WHAT THE TASK REQUIRES | In the data that follows, find each line containing "MyView" and copy it.

[Stored dataset items]

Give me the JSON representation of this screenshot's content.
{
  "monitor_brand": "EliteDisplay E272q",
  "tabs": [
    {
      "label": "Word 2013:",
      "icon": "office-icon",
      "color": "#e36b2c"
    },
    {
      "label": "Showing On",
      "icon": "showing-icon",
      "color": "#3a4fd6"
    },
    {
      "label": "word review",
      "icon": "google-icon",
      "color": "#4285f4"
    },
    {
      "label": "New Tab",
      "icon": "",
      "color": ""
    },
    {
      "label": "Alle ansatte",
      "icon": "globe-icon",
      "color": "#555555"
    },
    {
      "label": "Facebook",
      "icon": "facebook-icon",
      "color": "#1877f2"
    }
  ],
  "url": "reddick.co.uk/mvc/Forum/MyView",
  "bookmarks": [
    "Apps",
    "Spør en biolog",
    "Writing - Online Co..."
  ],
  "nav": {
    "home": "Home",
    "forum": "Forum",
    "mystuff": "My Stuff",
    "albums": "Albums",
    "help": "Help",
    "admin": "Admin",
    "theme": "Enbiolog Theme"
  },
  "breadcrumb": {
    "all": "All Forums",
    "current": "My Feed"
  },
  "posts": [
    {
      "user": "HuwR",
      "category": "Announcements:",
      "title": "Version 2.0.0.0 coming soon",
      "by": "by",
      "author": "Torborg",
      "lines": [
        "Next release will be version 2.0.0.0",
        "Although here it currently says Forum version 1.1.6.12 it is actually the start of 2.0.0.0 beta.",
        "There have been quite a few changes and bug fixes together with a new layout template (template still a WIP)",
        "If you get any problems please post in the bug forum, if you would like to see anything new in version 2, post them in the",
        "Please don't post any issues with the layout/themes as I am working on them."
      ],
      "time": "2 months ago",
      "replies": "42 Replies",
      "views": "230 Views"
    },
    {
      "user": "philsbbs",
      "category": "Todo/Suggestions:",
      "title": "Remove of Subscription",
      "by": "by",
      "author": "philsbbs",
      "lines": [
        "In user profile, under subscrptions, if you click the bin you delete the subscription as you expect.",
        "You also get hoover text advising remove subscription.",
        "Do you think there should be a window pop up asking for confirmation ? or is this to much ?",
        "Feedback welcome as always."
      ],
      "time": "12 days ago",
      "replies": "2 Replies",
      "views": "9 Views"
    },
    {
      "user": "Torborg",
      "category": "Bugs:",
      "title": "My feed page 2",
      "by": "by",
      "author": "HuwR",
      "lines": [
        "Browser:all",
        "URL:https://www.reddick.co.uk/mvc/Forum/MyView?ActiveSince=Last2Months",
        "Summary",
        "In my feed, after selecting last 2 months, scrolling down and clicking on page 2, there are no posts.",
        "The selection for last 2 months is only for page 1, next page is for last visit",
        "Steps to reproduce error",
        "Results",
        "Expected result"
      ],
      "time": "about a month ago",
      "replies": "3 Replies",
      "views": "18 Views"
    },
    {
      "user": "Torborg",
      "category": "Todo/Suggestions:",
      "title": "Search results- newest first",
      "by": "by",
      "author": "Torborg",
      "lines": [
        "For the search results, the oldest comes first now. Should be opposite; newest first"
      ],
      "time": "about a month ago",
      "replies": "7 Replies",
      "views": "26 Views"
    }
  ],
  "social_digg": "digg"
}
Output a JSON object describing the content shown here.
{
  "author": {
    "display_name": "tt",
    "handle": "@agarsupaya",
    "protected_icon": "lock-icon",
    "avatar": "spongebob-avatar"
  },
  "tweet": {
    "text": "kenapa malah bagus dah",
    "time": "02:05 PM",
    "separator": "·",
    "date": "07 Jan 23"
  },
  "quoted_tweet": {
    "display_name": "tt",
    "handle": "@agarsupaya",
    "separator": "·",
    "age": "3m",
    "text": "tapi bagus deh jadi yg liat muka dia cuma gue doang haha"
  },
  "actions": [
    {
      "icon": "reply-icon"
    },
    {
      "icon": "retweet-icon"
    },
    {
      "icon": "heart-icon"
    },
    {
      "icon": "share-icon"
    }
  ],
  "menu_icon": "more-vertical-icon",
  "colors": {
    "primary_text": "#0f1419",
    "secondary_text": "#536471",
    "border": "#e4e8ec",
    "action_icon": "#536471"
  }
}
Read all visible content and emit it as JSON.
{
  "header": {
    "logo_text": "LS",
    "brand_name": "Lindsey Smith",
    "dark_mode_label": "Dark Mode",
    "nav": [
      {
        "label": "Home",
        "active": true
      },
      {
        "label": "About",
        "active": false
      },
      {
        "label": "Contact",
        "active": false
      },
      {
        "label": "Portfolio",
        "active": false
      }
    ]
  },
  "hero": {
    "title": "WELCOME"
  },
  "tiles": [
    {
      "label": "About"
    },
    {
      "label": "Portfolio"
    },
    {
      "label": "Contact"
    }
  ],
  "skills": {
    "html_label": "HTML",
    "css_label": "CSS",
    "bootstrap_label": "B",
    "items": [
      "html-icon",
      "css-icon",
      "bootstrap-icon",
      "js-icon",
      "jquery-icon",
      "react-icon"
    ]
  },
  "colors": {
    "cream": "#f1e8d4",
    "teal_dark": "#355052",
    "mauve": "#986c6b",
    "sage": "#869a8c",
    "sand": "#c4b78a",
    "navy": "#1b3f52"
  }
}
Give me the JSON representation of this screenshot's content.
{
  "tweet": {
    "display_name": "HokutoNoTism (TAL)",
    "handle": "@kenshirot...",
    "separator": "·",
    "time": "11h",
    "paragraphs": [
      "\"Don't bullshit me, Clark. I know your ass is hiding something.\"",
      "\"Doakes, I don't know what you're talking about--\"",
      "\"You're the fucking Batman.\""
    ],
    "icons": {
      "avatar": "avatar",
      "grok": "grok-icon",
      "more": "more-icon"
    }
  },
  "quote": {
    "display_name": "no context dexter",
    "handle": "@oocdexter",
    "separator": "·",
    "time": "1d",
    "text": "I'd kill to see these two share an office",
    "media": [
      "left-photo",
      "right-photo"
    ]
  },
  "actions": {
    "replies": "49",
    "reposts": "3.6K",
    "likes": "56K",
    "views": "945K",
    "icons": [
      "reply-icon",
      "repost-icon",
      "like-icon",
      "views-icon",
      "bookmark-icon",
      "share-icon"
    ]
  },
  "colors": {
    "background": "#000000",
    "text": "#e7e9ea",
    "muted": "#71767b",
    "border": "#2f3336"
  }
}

ANSWER TO THE EXERCISE |
  "url": "reddick.co.uk/mvc/Forum/MyView",
        "URL:https://www.reddick.co.uk/mvc/Forum/MyView?ActiveSince=Last2Months",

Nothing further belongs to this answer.